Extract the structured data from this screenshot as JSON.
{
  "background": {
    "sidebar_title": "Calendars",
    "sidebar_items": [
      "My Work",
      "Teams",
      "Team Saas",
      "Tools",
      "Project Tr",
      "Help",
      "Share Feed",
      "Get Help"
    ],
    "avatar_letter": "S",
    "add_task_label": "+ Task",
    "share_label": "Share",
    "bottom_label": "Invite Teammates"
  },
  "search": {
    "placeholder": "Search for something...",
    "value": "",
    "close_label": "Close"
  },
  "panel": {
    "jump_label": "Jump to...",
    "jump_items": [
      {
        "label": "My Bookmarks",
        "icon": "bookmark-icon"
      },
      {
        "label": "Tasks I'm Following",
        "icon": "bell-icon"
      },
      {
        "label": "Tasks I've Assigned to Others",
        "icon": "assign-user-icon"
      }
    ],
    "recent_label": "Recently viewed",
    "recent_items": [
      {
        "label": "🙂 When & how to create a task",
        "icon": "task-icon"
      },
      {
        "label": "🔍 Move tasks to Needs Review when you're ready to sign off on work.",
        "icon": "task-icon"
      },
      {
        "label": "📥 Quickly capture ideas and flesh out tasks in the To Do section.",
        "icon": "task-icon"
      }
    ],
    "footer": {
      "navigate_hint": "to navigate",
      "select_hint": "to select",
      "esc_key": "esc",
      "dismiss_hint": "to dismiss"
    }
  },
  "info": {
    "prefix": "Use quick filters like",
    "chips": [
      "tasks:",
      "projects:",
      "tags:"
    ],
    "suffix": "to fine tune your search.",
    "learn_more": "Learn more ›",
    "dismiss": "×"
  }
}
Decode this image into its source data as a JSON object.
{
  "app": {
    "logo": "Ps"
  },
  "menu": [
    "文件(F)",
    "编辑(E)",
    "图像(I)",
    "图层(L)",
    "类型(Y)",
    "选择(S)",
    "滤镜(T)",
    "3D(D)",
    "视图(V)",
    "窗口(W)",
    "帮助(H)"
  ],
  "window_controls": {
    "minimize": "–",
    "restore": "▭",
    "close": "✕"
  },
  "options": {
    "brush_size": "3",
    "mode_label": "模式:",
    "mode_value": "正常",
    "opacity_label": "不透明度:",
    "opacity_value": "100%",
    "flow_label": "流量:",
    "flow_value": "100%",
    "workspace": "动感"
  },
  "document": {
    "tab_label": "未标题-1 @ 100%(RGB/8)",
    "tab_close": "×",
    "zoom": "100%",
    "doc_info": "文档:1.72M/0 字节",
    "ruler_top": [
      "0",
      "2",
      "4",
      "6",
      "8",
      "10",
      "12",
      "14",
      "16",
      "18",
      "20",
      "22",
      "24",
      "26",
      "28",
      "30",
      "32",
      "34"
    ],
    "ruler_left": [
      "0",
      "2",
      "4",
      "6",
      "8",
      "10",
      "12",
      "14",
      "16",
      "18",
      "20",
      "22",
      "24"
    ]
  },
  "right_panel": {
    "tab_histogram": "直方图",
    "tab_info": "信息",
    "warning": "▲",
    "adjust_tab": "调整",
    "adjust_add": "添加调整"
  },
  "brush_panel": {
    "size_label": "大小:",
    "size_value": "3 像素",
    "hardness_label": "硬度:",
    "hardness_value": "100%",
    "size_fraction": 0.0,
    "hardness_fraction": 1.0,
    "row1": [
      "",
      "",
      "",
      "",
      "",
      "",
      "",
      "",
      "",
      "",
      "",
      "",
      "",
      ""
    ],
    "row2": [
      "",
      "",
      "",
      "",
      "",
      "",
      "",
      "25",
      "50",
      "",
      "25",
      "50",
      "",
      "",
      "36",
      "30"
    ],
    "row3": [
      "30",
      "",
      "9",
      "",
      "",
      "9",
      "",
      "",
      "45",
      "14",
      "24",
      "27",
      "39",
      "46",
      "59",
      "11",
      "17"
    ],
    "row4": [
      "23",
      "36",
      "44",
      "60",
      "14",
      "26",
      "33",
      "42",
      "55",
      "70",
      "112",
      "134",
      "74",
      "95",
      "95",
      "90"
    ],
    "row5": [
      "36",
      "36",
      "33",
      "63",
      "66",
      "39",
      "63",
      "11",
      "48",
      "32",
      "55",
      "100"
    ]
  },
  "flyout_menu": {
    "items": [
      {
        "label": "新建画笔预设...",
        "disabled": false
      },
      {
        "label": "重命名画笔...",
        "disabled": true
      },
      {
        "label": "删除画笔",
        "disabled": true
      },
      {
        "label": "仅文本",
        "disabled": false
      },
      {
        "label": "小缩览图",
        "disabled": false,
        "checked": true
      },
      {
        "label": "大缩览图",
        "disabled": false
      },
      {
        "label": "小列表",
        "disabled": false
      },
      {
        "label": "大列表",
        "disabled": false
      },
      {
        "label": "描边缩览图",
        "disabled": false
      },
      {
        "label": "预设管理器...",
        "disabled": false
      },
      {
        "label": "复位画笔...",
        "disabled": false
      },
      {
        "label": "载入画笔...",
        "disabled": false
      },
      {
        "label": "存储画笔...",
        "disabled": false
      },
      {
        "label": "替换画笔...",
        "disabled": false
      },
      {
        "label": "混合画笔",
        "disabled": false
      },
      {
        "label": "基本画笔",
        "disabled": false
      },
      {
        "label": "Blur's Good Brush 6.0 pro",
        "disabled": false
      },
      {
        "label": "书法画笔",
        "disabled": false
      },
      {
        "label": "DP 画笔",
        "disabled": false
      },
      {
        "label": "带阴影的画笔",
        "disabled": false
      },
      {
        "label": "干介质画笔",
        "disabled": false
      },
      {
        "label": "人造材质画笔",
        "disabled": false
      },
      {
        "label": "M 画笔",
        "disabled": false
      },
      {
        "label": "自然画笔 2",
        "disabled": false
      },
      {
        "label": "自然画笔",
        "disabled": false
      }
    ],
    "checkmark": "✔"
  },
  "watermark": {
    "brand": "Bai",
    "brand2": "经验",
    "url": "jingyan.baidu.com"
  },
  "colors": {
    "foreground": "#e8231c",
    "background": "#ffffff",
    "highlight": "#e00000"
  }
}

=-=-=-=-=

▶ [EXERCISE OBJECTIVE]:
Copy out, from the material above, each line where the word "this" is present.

▶ [RESPONSE BELOW]:
Extract the structured data from this screenshot as JSON.
Decode this image into its source data as a JSON object.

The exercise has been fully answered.